“Fuck.” He stood, knife forgotten. Spun around, grabbed Intan’s shoulders. “Do you even understand what you’ve just done? What the fuck were you thinking? Trying to play the damn hero?”
Intan stiffened, but did not look away from the twisted, desperate anger in his face. She said, quietly, “Because she looked so sad…”
For a moment he looked like he was going to hit her, or throw her to the ground. But he let go.
“You fool,” he spat. “There’s a fucking reason the protocol exists.”
“Then why hasn’t security arrived yet?” They should have come long ago, she thought. Even if they had been held up with the other Doll — Only then did she realize that the war drums’ beat had changed once more.
The other Doll had escaped.
The boy clenched his fist. Dropped it, as if coming to the same realization. He swore again.
A soft voice interrupted. “Please.”
Intan and the boy both turned.
“Please,” the injured girl repeated hoarsely.
“Shut up!” snapped the boy. “You’re only going to make yourself worse!”
The girl’s lips quirked into a shadowed smile.
Intan crouched down at her side. In the distance she could hear the screech of arriving ground transports, but she did not move away. The boy stood at her shoulder, silent but taut.
With some effort, the injured girl lifted her hand, as if pointing toward the heavens above.

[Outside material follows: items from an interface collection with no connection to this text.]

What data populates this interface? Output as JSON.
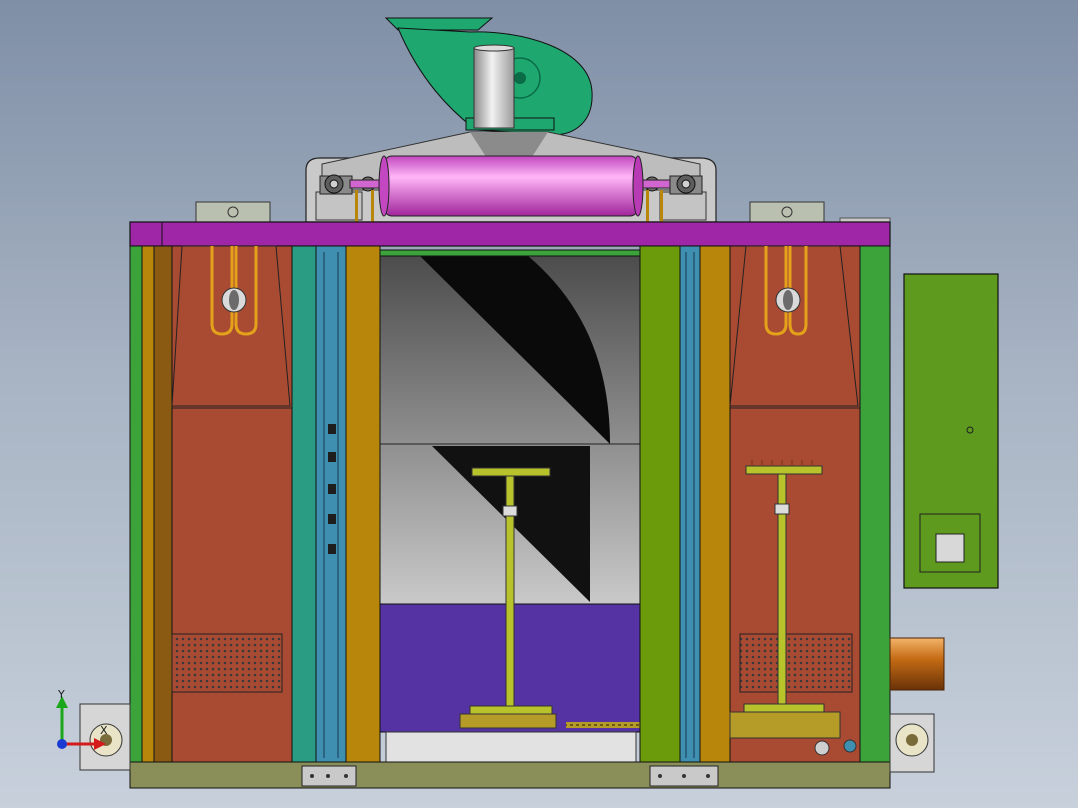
{
  "viewport": {
    "background_top": "#7f8fa6",
    "background_bottom": "#c7d0db"
  },
  "colors": {
    "frame_magenta": "#a026a8",
    "post_green": "#3ca23a",
    "post_olive": "#6b9a0a",
    "post_gold": "#b8860b",
    "panel_rust": "#a94a33",
    "teal_strip": "#2a9c84",
    "blue_strip": "#3f8fb0",
    "fan_green": "#1ea870",
    "roller_pink": "#e26ee0",
    "floor_purple": "#5533a3",
    "control_box": "#5d9a1e",
    "exhaust_copper": "#c56b14",
    "stand_yellow": "#b8c22a",
    "chamber_gray": "#a9a9a9"
  },
  "triad": {
    "y_label": "Y",
    "x_label": "X"
  },
  "icons": [
    "fan-icon",
    "bearing-icon",
    "heater-coil-icon",
    "vent-grille-icon",
    "wheel-icon",
    "axis-triad-icon"
  ]
}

“Ausos… must not be awakened.”
A few shuddering breaths later, she was dead.